SHEFFIELD LAKE — The city most likely will see its full-time Fire Department disbanded and cuts to its police force after voters rejected an income tax increase Nov. 5.
“It’s a huge snowball effect,” an frustrated Sheffield Lake Mayor Dennis Bring said. “Start taking pride in (the) community.”
The 0.5 percent income tax increase, which would have raised about $500,000 annually, failed by 18 votes, according to unofficial election returns. That was the second time that the levy has been proposed and failed. In May, the proposal lost by 148 votes.
City Council met Tuesday to address the city’s budget woes and to discuss how the lack of extra funds would affect city departments, especially the Fire Department. Bring said the city is in the process of switching to a part-time volunteer Fire Department in its place.
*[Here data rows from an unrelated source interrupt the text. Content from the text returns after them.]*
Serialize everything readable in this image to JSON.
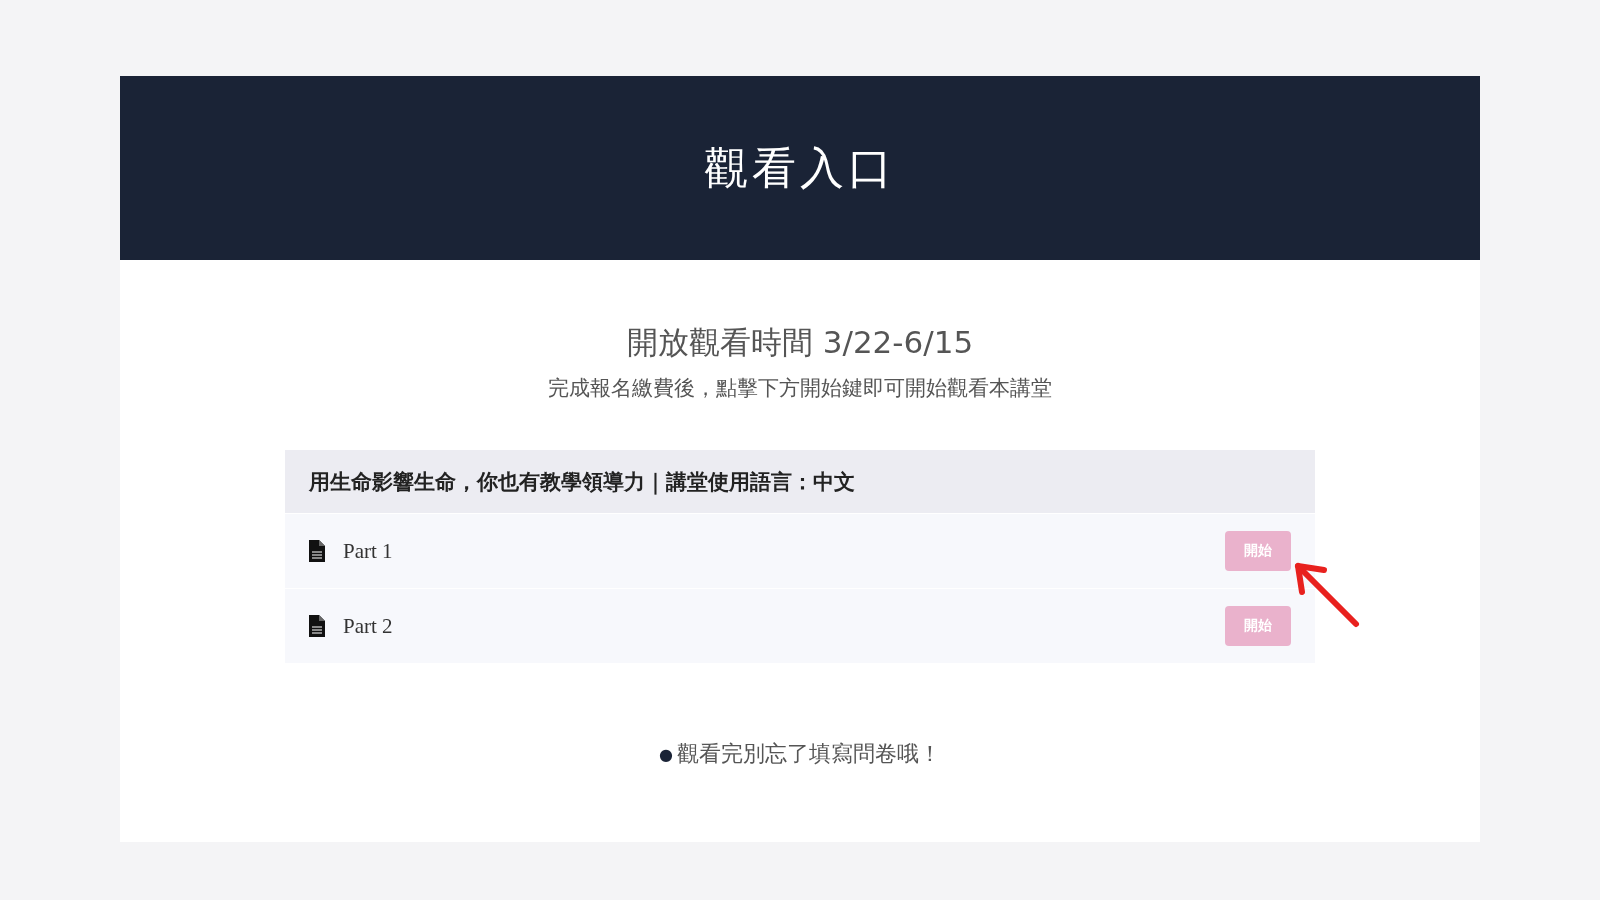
{
  "header": {
    "title": "觀看入口"
  },
  "period": {
    "title": "開放觀看時間 3/22-6/15",
    "subtitle": "完成報名繳費後，點擊下方開始鍵即可開始觀看本講堂"
  },
  "course": {
    "title": "用生命影響生命，你也有教學領導力｜講堂使用語言：中文",
    "parts": [
      {
        "label": "Part 1",
        "button": "開始",
        "disabled": true
      },
      {
        "label": "Part 2",
        "button": "開始",
        "disabled": true
      }
    ]
  },
  "note": {
    "bullet": "●",
    "text": "觀看完別忘了填寫問卷哦！"
  }
}
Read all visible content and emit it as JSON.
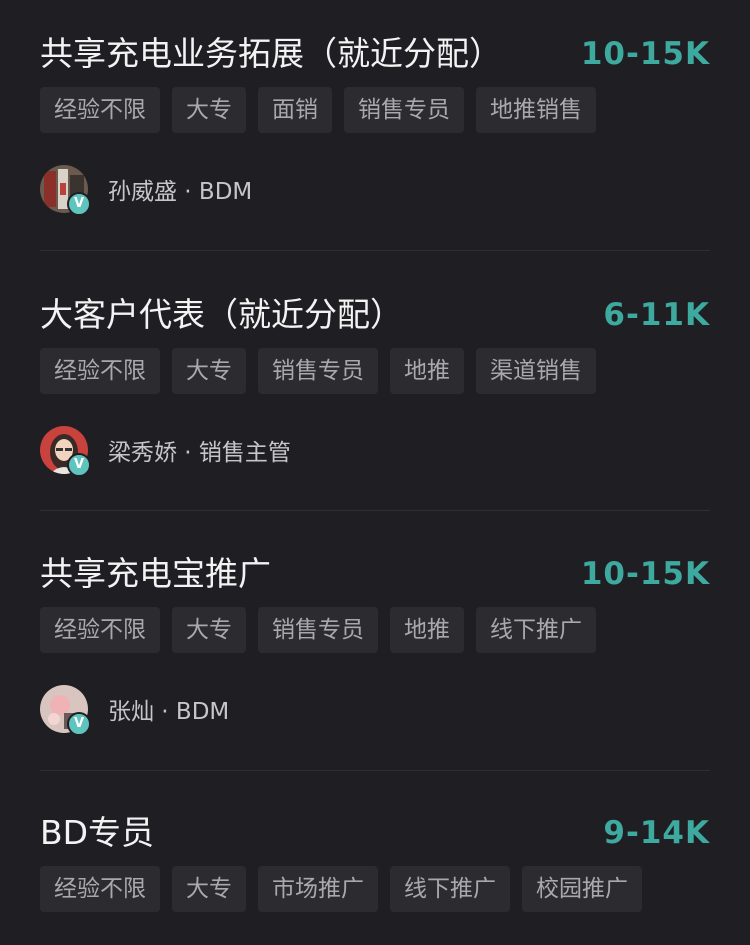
{
  "jobs": [
    {
      "title": "共享充电业务拓展（就近分配）",
      "salary": "10-15K",
      "tags": [
        "经验不限",
        "大专",
        "面销",
        "销售专员",
        "地推销售"
      ],
      "recruiter": "孙威盛 · BDM",
      "verified_icon": "V"
    },
    {
      "title": "大客户代表（就近分配）",
      "salary": "6-11K",
      "tags": [
        "经验不限",
        "大专",
        "销售专员",
        "地推",
        "渠道销售"
      ],
      "recruiter": "梁秀娇 · 销售主管",
      "verified_icon": "V"
    },
    {
      "title": "共享充电宝推广",
      "salary": "10-15K",
      "tags": [
        "经验不限",
        "大专",
        "销售专员",
        "地推",
        "线下推广"
      ],
      "recruiter": "张灿 · BDM",
      "verified_icon": "V"
    },
    {
      "title": "BD专员",
      "salary": "9-14K",
      "tags": [
        "经验不限",
        "大专",
        "市场推广",
        "线下推广",
        "校园推广"
      ]
    }
  ],
  "colors": {
    "background": "#1f1f23",
    "salary": "#3ea99f",
    "tag_bg": "#2c2c30",
    "verified_badge": "#5fc4bd"
  }
}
For Fire Chief Tim Card, it is a daunting task.
“I don’t think that’s going to work at Sheffield Lake,” Card said, adding that homeowner’s insurance will increase if the city loses its full-time Fire Department. The budget strains — ongoing since 2009 — already have forced the department to reduce staffing. Of late, full-time firefighters have been working overtime to make up for the loss of manpower.
Bring said eliminating the full-time Fire Department won’t be enough to ward off the $600,000 deficit. Other departments will be cut.
The Police Department will stop responding to certain, non-life-threatening calls or requests, including small neighborly disputes and watching Sheffield Lake residents’ houses when they go out of town, Bring said. Both are services that police have offered in the past.
Sheffield Lake residents also can expect to see less-extensive road maintenance. The Maintenance Department only will be able to plow and salt intersections and major roads.
“We just don’t have the manpower,” Bring said.
For Bring, one of the most disappointing aspects of the levy’s rejection is what he sees as the apathy from residents in the town.
“Come down and get the facts … see where the money is going,” Bring said, adding that many Sheffield Lake voters did not know how the rejection of the tax increase could affect the town. “This is what you voted for.”